We didn’t have anywhere to keep her, so I went to see if I could find the owner. Ringing the local bird club was a waste of time so I tried Facebook. For all its flaws, it has its uses. I found the owner via the lost and found pets group and sent her a message. By the time she arrived the next day, in driving rain, the bird had flown over the road to another house. But at least I’d pointed the owner in the right direction.
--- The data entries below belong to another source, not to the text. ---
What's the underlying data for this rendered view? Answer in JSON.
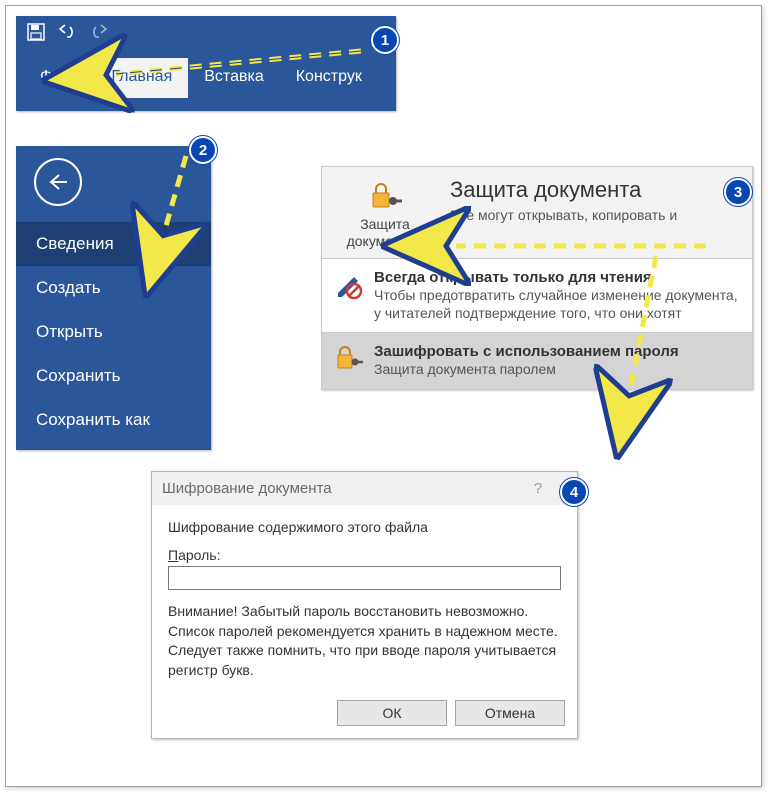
{
  "ribbon": {
    "tabs": [
      "Файл",
      "Главная",
      "Вставка",
      "Конструк"
    ],
    "active_index": 1
  },
  "backstage": {
    "items": [
      "Сведения",
      "Создать",
      "Открыть",
      "Сохранить",
      "Сохранить как"
    ],
    "selected_index": 0
  },
  "protect": {
    "button_line1": "Защита",
    "button_line2": "документа",
    "title": "Защита документа",
    "subtitle": "Все могут открывать, копировать и",
    "rows": [
      {
        "title": "Всегда открывать только для чтения",
        "desc": "Чтобы предотвратить случайное изменение документа, у читателей подтверждение того, что они хотят"
      },
      {
        "title": "Зашифровать с использованием пароля",
        "desc": "Защита документа паролем"
      }
    ]
  },
  "dialog": {
    "title": "Шифрование документа",
    "heading": "Шифрование содержимого этого файла",
    "password_label_u": "П",
    "password_label_rest": "ароль:",
    "password_value": "",
    "warning": "Внимание! Забытый пароль восстановить невозможно. Список паролей рекомендуется хранить в надежном месте.\nСледует также помнить, что при вводе пароля учитывается регистр букв.",
    "ok": "ОК",
    "cancel": "Отмена"
  },
  "badges": [
    "1",
    "2",
    "3",
    "4"
  ]
}
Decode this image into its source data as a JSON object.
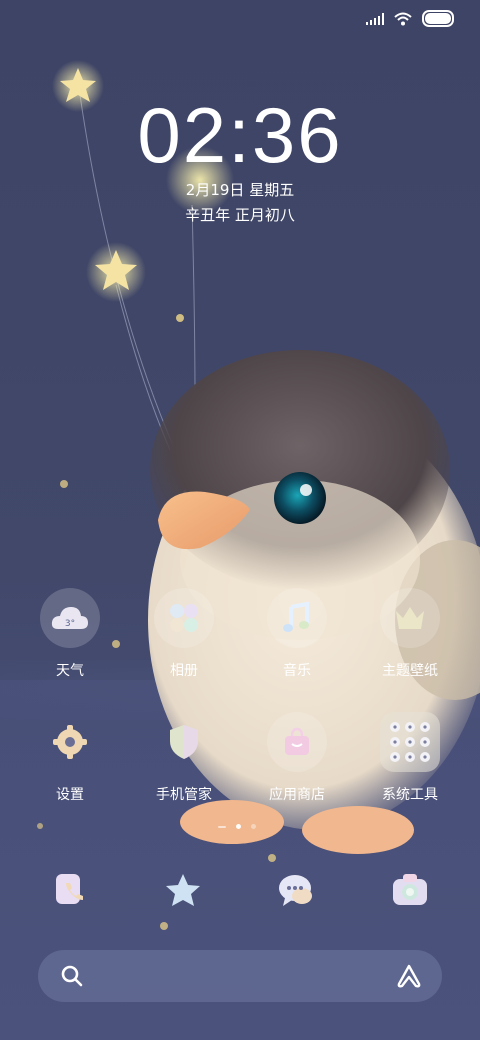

Eclectus parrots are native to Northern Australia and surrounding Pacific Islands. We came across a pair when we visited Cobbold Gorge a few years ago. They were touring with their owners, who had them instead of kids. The man explained the female was called Modo because of the hump on her back (as in Quasimodo). He’d bought her from a breeder who cautioned him before he entered the aviary, warning him she would attack. Instead, she settled right on his shoulder. It was a done deal. The love and trust between the man and the parrot was just stunning to see. The male was wearing a little coat because he had a skin infection. It was quite obvious he adored his Mum. They are even house-trained, telling their human when they needed to poo. The couple has a special harness in their vehicle with perches for the two birds. And the leashes are more for the bird’s protection, in case they’re spooked and fly away. (There are a lot of raptors out in the bush.) The leash is elastic so they won’t be jerked to a halt. Like many of the big parrots, they’ll live for up to fifty years, so the couple we saw would have had to make provision for them in their wills. Tap here to read more about the birds.
Yesterday’s rain came from a line of thunder showers coming along the coast from the north. We recorded 32mm in the rain gauge, a welcome drop. Of course it was pissing down when I went to have the BP monitor removed. We’d been back home for half an hour when the sky cleared. Today, it’s bright, clear, and calm, another balmy day in Queensland. Summer will be here all too soon, bringing with it the humidity. Sigh.
Have a good week, wherever you are, whatever you’re doing.